**YOUR GOAL**.
From the entries, copy each line that includes "title".

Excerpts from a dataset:
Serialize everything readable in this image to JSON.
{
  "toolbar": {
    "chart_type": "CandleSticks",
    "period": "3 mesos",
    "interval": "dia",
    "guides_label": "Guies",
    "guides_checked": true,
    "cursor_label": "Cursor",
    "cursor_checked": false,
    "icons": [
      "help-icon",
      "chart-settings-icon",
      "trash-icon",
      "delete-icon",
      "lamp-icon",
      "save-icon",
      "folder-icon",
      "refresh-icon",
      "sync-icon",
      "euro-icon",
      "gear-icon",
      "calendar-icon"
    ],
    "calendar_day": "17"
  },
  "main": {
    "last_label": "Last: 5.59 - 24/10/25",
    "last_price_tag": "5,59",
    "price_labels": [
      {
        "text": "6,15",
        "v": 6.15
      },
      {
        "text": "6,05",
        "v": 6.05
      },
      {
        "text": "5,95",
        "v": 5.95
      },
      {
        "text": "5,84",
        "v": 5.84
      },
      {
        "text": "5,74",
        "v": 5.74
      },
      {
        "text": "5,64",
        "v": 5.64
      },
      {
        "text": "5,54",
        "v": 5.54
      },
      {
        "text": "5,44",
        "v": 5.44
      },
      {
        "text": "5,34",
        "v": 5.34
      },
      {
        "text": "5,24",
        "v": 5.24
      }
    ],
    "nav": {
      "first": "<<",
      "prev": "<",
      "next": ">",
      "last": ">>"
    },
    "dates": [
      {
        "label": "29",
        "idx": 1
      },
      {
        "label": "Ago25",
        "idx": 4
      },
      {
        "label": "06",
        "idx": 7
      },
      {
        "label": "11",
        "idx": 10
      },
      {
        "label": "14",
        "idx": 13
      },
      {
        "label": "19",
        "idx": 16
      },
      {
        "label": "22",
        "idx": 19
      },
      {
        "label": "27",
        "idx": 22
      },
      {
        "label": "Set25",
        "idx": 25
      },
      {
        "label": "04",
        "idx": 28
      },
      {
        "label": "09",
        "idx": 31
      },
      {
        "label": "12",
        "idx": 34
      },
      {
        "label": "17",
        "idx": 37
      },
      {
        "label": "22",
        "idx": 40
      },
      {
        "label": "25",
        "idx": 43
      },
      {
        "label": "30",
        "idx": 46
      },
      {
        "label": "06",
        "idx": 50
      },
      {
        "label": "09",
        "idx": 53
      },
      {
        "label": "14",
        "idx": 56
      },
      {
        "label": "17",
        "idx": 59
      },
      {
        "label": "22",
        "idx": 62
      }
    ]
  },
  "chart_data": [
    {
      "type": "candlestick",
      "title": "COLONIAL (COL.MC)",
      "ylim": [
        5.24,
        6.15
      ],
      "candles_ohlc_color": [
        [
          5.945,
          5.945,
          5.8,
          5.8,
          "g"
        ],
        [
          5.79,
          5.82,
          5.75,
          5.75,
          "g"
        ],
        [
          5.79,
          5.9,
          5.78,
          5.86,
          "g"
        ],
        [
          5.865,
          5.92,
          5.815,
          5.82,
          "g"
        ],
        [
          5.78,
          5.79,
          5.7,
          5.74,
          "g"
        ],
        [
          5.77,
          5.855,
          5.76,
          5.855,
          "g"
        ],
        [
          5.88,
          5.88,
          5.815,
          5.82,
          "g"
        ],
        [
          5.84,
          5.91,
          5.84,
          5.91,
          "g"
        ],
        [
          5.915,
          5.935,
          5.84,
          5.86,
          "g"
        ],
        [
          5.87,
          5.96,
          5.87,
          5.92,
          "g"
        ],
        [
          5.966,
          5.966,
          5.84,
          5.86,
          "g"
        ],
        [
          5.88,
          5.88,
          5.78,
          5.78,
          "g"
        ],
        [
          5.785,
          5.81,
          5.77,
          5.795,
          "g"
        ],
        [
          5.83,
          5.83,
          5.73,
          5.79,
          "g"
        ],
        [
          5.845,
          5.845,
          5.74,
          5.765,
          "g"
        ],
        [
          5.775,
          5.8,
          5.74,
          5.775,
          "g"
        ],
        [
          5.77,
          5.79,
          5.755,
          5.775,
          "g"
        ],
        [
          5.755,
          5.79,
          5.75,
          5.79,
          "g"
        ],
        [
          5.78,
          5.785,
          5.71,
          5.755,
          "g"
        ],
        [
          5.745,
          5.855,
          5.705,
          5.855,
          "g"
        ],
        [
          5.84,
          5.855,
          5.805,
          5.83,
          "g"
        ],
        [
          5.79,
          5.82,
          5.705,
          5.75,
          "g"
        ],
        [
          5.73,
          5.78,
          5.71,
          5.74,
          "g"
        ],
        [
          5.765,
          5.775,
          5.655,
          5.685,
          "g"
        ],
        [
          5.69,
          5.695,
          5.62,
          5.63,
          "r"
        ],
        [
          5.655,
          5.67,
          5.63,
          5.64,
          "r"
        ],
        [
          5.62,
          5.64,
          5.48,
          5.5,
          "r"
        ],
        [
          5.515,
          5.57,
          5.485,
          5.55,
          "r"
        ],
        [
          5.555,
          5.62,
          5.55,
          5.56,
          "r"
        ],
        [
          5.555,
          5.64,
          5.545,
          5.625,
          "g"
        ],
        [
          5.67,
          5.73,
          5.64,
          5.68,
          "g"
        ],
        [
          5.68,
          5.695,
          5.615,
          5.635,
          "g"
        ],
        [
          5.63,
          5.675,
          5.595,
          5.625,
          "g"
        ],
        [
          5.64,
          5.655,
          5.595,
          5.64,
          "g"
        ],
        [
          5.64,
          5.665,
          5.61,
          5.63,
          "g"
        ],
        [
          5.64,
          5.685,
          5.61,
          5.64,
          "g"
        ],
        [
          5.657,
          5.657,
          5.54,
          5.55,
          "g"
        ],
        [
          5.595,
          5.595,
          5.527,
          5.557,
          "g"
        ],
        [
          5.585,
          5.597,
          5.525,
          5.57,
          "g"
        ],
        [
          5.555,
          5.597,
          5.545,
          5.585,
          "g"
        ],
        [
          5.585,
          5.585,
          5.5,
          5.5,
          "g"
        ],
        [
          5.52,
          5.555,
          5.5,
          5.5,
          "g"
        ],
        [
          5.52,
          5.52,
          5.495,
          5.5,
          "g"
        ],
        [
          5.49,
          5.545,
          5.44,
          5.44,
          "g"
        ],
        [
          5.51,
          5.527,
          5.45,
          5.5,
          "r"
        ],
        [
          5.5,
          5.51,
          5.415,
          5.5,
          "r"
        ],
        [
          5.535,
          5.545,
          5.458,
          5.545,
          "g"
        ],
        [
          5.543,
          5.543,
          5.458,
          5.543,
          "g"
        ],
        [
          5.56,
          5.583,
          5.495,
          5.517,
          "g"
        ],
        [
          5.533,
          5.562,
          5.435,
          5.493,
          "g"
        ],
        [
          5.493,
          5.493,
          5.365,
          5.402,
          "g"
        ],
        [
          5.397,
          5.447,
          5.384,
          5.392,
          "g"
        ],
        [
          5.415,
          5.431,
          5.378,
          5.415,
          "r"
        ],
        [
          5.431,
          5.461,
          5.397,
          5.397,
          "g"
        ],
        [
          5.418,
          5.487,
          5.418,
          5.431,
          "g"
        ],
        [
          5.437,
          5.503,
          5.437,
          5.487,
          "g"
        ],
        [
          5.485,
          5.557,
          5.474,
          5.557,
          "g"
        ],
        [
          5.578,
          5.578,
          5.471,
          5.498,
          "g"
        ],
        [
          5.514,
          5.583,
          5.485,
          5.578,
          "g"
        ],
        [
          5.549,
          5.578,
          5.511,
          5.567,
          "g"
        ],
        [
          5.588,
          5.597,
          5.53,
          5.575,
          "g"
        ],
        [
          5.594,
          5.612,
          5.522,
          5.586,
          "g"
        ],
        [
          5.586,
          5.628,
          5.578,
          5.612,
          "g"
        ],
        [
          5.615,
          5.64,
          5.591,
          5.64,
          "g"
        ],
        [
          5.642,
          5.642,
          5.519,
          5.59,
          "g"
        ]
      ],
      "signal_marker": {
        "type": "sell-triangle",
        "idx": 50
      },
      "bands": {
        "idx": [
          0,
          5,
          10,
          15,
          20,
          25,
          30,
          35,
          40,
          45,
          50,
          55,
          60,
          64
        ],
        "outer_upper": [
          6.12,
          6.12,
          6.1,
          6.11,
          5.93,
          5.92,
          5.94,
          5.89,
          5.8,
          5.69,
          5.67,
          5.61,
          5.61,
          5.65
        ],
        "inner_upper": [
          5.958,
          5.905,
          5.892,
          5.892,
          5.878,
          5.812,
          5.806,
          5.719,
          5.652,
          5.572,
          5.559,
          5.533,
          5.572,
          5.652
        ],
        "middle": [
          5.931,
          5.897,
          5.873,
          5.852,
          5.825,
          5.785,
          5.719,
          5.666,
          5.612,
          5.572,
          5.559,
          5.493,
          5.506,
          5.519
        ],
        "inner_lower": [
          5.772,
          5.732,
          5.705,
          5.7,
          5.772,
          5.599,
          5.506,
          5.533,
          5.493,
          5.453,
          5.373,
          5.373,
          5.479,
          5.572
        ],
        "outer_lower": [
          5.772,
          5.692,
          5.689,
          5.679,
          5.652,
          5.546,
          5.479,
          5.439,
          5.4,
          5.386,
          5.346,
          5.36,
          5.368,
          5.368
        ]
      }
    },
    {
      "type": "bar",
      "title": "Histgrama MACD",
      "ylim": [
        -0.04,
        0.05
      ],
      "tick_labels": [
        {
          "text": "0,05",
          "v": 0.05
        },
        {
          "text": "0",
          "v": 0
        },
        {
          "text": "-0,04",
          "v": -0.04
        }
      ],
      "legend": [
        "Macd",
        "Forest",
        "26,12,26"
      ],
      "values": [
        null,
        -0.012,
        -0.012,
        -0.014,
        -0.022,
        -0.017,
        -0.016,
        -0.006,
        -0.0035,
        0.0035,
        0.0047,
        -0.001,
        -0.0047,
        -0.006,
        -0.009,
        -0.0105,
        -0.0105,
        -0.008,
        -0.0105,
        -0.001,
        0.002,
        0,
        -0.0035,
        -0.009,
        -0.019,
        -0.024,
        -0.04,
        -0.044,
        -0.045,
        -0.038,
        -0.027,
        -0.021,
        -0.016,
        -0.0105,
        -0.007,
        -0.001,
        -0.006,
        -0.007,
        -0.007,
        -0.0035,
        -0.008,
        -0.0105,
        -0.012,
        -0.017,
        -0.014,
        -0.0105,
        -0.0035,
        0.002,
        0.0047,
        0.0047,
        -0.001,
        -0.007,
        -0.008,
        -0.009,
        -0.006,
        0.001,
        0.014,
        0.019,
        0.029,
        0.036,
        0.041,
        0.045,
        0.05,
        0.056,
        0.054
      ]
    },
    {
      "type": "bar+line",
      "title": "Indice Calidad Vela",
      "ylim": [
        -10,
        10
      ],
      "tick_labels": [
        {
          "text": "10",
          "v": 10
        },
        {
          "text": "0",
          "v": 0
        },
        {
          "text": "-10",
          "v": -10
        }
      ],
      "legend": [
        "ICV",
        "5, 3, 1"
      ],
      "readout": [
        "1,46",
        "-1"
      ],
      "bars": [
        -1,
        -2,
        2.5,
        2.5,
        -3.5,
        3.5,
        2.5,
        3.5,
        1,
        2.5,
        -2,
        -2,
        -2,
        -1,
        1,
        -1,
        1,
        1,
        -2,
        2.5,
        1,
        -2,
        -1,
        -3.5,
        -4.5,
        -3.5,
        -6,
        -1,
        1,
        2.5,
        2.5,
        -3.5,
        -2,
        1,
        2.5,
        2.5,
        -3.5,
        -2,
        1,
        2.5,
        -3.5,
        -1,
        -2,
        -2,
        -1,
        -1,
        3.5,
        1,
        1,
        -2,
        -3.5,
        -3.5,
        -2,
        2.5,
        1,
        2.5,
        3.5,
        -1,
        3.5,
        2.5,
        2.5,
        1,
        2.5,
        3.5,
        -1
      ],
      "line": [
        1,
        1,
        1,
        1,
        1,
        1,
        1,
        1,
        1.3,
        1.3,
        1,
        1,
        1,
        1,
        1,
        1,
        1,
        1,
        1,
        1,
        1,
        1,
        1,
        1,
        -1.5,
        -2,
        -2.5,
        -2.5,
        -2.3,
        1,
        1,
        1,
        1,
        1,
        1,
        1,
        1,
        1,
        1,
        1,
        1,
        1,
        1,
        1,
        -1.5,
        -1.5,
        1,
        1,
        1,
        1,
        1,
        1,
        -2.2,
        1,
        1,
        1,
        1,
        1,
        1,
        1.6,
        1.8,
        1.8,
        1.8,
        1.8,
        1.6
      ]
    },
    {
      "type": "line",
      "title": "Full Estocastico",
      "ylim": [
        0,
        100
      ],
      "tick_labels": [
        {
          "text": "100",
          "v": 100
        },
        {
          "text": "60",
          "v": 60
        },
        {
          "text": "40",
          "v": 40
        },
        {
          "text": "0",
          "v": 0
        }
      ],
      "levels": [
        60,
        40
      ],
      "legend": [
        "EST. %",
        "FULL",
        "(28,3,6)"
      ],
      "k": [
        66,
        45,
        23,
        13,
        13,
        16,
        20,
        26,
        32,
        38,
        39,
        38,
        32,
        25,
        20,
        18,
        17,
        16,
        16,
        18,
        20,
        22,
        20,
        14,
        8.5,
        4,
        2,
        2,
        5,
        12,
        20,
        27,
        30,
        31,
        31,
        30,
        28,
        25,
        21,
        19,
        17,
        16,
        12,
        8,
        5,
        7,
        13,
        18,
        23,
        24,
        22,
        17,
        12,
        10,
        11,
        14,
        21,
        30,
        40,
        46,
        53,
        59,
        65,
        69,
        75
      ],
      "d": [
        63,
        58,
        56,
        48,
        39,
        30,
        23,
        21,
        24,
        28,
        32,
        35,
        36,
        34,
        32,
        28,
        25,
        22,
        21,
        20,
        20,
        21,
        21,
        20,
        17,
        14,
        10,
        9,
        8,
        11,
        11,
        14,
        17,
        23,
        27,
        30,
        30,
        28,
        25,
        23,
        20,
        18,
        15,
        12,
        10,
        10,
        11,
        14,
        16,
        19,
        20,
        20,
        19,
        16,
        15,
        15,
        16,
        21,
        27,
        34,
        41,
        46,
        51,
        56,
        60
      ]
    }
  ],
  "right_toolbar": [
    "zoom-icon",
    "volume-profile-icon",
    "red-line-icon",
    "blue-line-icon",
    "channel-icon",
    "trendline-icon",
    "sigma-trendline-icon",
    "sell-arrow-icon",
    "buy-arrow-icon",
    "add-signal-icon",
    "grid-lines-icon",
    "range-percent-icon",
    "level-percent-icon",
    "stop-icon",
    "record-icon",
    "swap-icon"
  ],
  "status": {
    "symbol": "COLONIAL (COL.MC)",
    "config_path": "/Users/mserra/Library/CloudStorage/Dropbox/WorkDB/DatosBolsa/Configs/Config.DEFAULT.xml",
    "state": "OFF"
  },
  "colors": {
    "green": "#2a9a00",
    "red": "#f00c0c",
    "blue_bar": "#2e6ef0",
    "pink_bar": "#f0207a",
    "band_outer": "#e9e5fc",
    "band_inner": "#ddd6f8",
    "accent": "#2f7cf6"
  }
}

**ANSWER BOX**.
      "title": "COLONIAL (COL.MC)",
      "title": "Histgrama MACD",
      "title": "Indice Calidad Vela",
      "title": "Full Estocastico",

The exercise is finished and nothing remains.